§ Task instructions: Each entry must be given again exactly as it appears, with images excluded.

§ Records to use:
==========

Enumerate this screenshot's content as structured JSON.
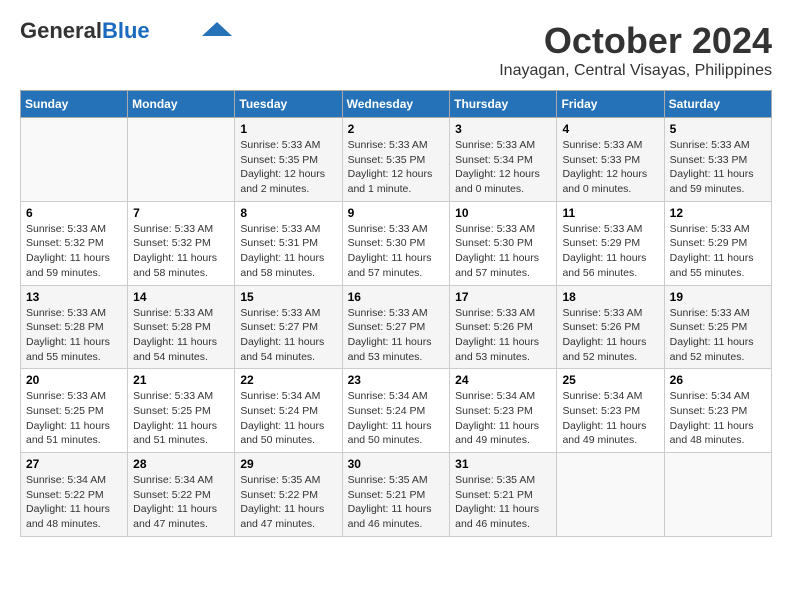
{
  "header": {
    "logo_general": "General",
    "logo_blue": "Blue",
    "month_title": "October 2024",
    "location": "Inayagan, Central Visayas, Philippines"
  },
  "weekdays": [
    "Sunday",
    "Monday",
    "Tuesday",
    "Wednesday",
    "Thursday",
    "Friday",
    "Saturday"
  ],
  "weeks": [
    [
      {
        "day": "",
        "info": ""
      },
      {
        "day": "",
        "info": ""
      },
      {
        "day": "1",
        "info": "Sunrise: 5:33 AM\nSunset: 5:35 PM\nDaylight: 12 hours\nand 2 minutes."
      },
      {
        "day": "2",
        "info": "Sunrise: 5:33 AM\nSunset: 5:35 PM\nDaylight: 12 hours\nand 1 minute."
      },
      {
        "day": "3",
        "info": "Sunrise: 5:33 AM\nSunset: 5:34 PM\nDaylight: 12 hours\nand 0 minutes."
      },
      {
        "day": "4",
        "info": "Sunrise: 5:33 AM\nSunset: 5:33 PM\nDaylight: 12 hours\nand 0 minutes."
      },
      {
        "day": "5",
        "info": "Sunrise: 5:33 AM\nSunset: 5:33 PM\nDaylight: 11 hours\nand 59 minutes."
      }
    ],
    [
      {
        "day": "6",
        "info": "Sunrise: 5:33 AM\nSunset: 5:32 PM\nDaylight: 11 hours\nand 59 minutes."
      },
      {
        "day": "7",
        "info": "Sunrise: 5:33 AM\nSunset: 5:32 PM\nDaylight: 11 hours\nand 58 minutes."
      },
      {
        "day": "8",
        "info": "Sunrise: 5:33 AM\nSunset: 5:31 PM\nDaylight: 11 hours\nand 58 minutes."
      },
      {
        "day": "9",
        "info": "Sunrise: 5:33 AM\nSunset: 5:30 PM\nDaylight: 11 hours\nand 57 minutes."
      },
      {
        "day": "10",
        "info": "Sunrise: 5:33 AM\nSunset: 5:30 PM\nDaylight: 11 hours\nand 57 minutes."
      },
      {
        "day": "11",
        "info": "Sunrise: 5:33 AM\nSunset: 5:29 PM\nDaylight: 11 hours\nand 56 minutes."
      },
      {
        "day": "12",
        "info": "Sunrise: 5:33 AM\nSunset: 5:29 PM\nDaylight: 11 hours\nand 55 minutes."
      }
    ],
    [
      {
        "day": "13",
        "info": "Sunrise: 5:33 AM\nSunset: 5:28 PM\nDaylight: 11 hours\nand 55 minutes."
      },
      {
        "day": "14",
        "info": "Sunrise: 5:33 AM\nSunset: 5:28 PM\nDaylight: 11 hours\nand 54 minutes."
      },
      {
        "day": "15",
        "info": "Sunrise: 5:33 AM\nSunset: 5:27 PM\nDaylight: 11 hours\nand 54 minutes."
      },
      {
        "day": "16",
        "info": "Sunrise: 5:33 AM\nSunset: 5:27 PM\nDaylight: 11 hours\nand 53 minutes."
      },
      {
        "day": "17",
        "info": "Sunrise: 5:33 AM\nSunset: 5:26 PM\nDaylight: 11 hours\nand 53 minutes."
      },
      {
        "day": "18",
        "info": "Sunrise: 5:33 AM\nSunset: 5:26 PM\nDaylight: 11 hours\nand 52 minutes."
      },
      {
        "day": "19",
        "info": "Sunrise: 5:33 AM\nSunset: 5:25 PM\nDaylight: 11 hours\nand 52 minutes."
      }
    ],
    [
      {
        "day": "20",
        "info": "Sunrise: 5:33 AM\nSunset: 5:25 PM\nDaylight: 11 hours\nand 51 minutes."
      },
      {
        "day": "21",
        "info": "Sunrise: 5:33 AM\nSunset: 5:25 PM\nDaylight: 11 hours\nand 51 minutes."
      },
      {
        "day": "22",
        "info": "Sunrise: 5:34 AM\nSunset: 5:24 PM\nDaylight: 11 hours\nand 50 minutes."
      },
      {
        "day": "23",
        "info": "Sunrise: 5:34 AM\nSunset: 5:24 PM\nDaylight: 11 hours\nand 50 minutes."
      },
      {
        "day": "24",
        "info": "Sunrise: 5:34 AM\nSunset: 5:23 PM\nDaylight: 11 hours\nand 49 minutes."
      },
      {
        "day": "25",
        "info": "Sunrise: 5:34 AM\nSunset: 5:23 PM\nDaylight: 11 hours\nand 49 minutes."
      },
      {
        "day": "26",
        "info": "Sunrise: 5:34 AM\nSunset: 5:23 PM\nDaylight: 11 hours\nand 48 minutes."
      }
    ],
    [
      {
        "day": "27",
        "info": "Sunrise: 5:34 AM\nSunset: 5:22 PM\nDaylight: 11 hours\nand 48 minutes."
      },
      {
        "day": "28",
        "info": "Sunrise: 5:34 AM\nSunset: 5:22 PM\nDaylight: 11 hours\nand 47 minutes."
      },
      {
        "day": "29",
        "info": "Sunrise: 5:35 AM\nSunset: 5:22 PM\nDaylight: 11 hours\nand 47 minutes."
      },
      {
        "day": "30",
        "info": "Sunrise: 5:35 AM\nSunset: 5:21 PM\nDaylight: 11 hours\nand 46 minutes."
      },
      {
        "day": "31",
        "info": "Sunrise: 5:35 AM\nSunset: 5:21 PM\nDaylight: 11 hours\nand 46 minutes."
      },
      {
        "day": "",
        "info": ""
      },
      {
        "day": "",
        "info": ""
      }
    ]
  ]
}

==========

§ Solution for this problem:
Enumerate this screenshot's content as structured JSON.
{
  "header": {
    "logo_general": "General",
    "logo_blue": "Blue",
    "month_title": "October 2024",
    "location": "Inayagan, Central Visayas, Philippines"
  },
  "weekdays": [
    "Sunday",
    "Monday",
    "Tuesday",
    "Wednesday",
    "Thursday",
    "Friday",
    "Saturday"
  ],
  "weeks": [
    [
      {
        "day": "",
        "info": ""
      },
      {
        "day": "",
        "info": ""
      },
      {
        "day": "1",
        "info": "Sunrise: 5:33 AM\nSunset: 5:35 PM\nDaylight: 12 hours\nand 2 minutes."
      },
      {
        "day": "2",
        "info": "Sunrise: 5:33 AM\nSunset: 5:35 PM\nDaylight: 12 hours\nand 1 minute."
      },
      {
        "day": "3",
        "info": "Sunrise: 5:33 AM\nSunset: 5:34 PM\nDaylight: 12 hours\nand 0 minutes."
      },
      {
        "day": "4",
        "info": "Sunrise: 5:33 AM\nSunset: 5:33 PM\nDaylight: 12 hours\nand 0 minutes."
      },
      {
        "day": "5",
        "info": "Sunrise: 5:33 AM\nSunset: 5:33 PM\nDaylight: 11 hours\nand 59 minutes."
      }
    ],
    [
      {
        "day": "6",
        "info": "Sunrise: 5:33 AM\nSunset: 5:32 PM\nDaylight: 11 hours\nand 59 minutes."
      },
      {
        "day": "7",
        "info": "Sunrise: 5:33 AM\nSunset: 5:32 PM\nDaylight: 11 hours\nand 58 minutes."
      },
      {
        "day": "8",
        "info": "Sunrise: 5:33 AM\nSunset: 5:31 PM\nDaylight: 11 hours\nand 58 minutes."
      },
      {
        "day": "9",
        "info": "Sunrise: 5:33 AM\nSunset: 5:30 PM\nDaylight: 11 hours\nand 57 minutes."
      },
      {
        "day": "10",
        "info": "Sunrise: 5:33 AM\nSunset: 5:30 PM\nDaylight: 11 hours\nand 57 minutes."
      },
      {
        "day": "11",
        "info": "Sunrise: 5:33 AM\nSunset: 5:29 PM\nDaylight: 11 hours\nand 56 minutes."
      },
      {
        "day": "12",
        "info": "Sunrise: 5:33 AM\nSunset: 5:29 PM\nDaylight: 11 hours\nand 55 minutes."
      }
    ],
    [
      {
        "day": "13",
        "info": "Sunrise: 5:33 AM\nSunset: 5:28 PM\nDaylight: 11 hours\nand 55 minutes."
      },
      {
        "day": "14",
        "info": "Sunrise: 5:33 AM\nSunset: 5:28 PM\nDaylight: 11 hours\nand 54 minutes."
      },
      {
        "day": "15",
        "info": "Sunrise: 5:33 AM\nSunset: 5:27 PM\nDaylight: 11 hours\nand 54 minutes."
      },
      {
        "day": "16",
        "info": "Sunrise: 5:33 AM\nSunset: 5:27 PM\nDaylight: 11 hours\nand 53 minutes."
      },
      {
        "day": "17",
        "info": "Sunrise: 5:33 AM\nSunset: 5:26 PM\nDaylight: 11 hours\nand 53 minutes."
      },
      {
        "day": "18",
        "info": "Sunrise: 5:33 AM\nSunset: 5:26 PM\nDaylight: 11 hours\nand 52 minutes."
      },
      {
        "day": "19",
        "info": "Sunrise: 5:33 AM\nSunset: 5:25 PM\nDaylight: 11 hours\nand 52 minutes."
      }
    ],
    [
      {
        "day": "20",
        "info": "Sunrise: 5:33 AM\nSunset: 5:25 PM\nDaylight: 11 hours\nand 51 minutes."
      },
      {
        "day": "21",
        "info": "Sunrise: 5:33 AM\nSunset: 5:25 PM\nDaylight: 11 hours\nand 51 minutes."
      },
      {
        "day": "22",
        "info": "Sunrise: 5:34 AM\nSunset: 5:24 PM\nDaylight: 11 hours\nand 50 minutes."
      },
      {
        "day": "23",
        "info": "Sunrise: 5:34 AM\nSunset: 5:24 PM\nDaylight: 11 hours\nand 50 minutes."
      },
      {
        "day": "24",
        "info": "Sunrise: 5:34 AM\nSunset: 5:23 PM\nDaylight: 11 hours\nand 49 minutes."
      },
      {
        "day": "25",
        "info": "Sunrise: 5:34 AM\nSunset: 5:23 PM\nDaylight: 11 hours\nand 49 minutes."
      },
      {
        "day": "26",
        "info": "Sunrise: 5:34 AM\nSunset: 5:23 PM\nDaylight: 11 hours\nand 48 minutes."
      }
    ],
    [
      {
        "day": "27",
        "info": "Sunrise: 5:34 AM\nSunset: 5:22 PM\nDaylight: 11 hours\nand 48 minutes."
      },
      {
        "day": "28",
        "info": "Sunrise: 5:34 AM\nSunset: 5:22 PM\nDaylight: 11 hours\nand 47 minutes."
      },
      {
        "day": "29",
        "info": "Sunrise: 5:35 AM\nSunset: 5:22 PM\nDaylight: 11 hours\nand 47 minutes."
      },
      {
        "day": "30",
        "info": "Sunrise: 5:35 AM\nSunset: 5:21 PM\nDaylight: 11 hours\nand 46 minutes."
      },
      {
        "day": "31",
        "info": "Sunrise: 5:35 AM\nSunset: 5:21 PM\nDaylight: 11 hours\nand 46 minutes."
      },
      {
        "day": "",
        "info": ""
      },
      {
        "day": "",
        "info": ""
      }
    ]
  ]
}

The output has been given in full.